In my musical imagination, some pieces exist in perpetual motion in the ether. When I listen to them, it seems to me as if I am tapping into an ongoing stream playing continuously in the music of the spheres. The opening of the first Razumovsky Quartet (Beethoven's Opus 59 # 1), for example, sounds to me like those insistent eighth notes in the middle strings have been going on forever and the dialogue between the cello then joined by the first violin continue an ongoing eternal conversation.

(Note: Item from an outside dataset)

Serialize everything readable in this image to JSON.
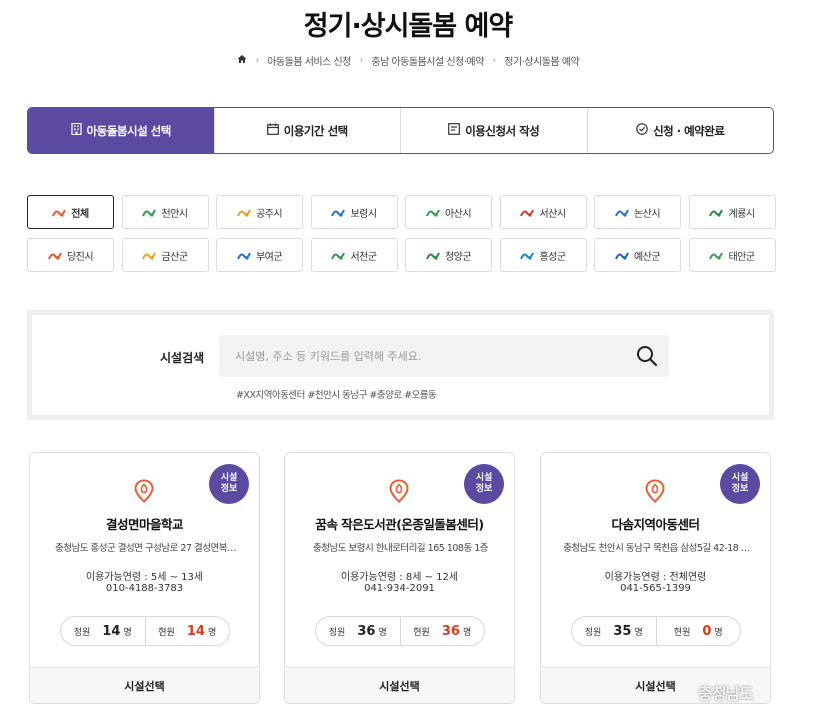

The opening movement of Bach’s St. John Passion has the same effect on me. The unrelenting eighth notes the continuo and the agitation and foreboding conveyed by the churning 16th note figures in the violins beckon me to join a journey that seemingly began long ago and will continue forever. The dissonant entry of the woodwinds in the first few measures warns that this road will lead us ineluctably to tragedy, even before the first entry of a human voice. You need not know the passion story or understand a word of German to sense the gathering clouds. How Bach can draw us into this vortex of anguish in just two or three measures, measures his musical mastery. The wonders wrought throughout the rest of the score have generated many a learned commentary. But I still marvel at how those first few bars announce seemingly incessant suffering with such immediacy and spare economy. In Bach’s oeuvre, every stroke of the quill has intention. Every dot on the paper reflects a choice and conveys meaning. It is absolutely astounding that Bach could create the St. John Passion while composing nearly weekly cantatas amidst the frenetic burst of activity during his first two years as the Leipzig Cantor.
Bach’s pride of workmanship and faith never allowed him to relax his standards. Soli Deo Gloria. In this Passion, and before and beyond in his compositions, every page makes a statement, every movement is a marvel, every assemblage forms a coherent whole (when not lost or unfinished.) Bach’s constant commitment to the highest standards stands as a challenge to each of us in our own work, even those of us of meager talent. The perfectionism of Bach’s craft is as unrelenting as his unfolding of the passion story according to St. John. The St. John Passion presents a pinnacle depiction of the extremes of the human experience. The Johannine world into which Bach draws us is dense, concentrated, and inexorable. Even more remarkable is that the very different Matthew passion was waiting in the wings.
Vice President, Board of Directors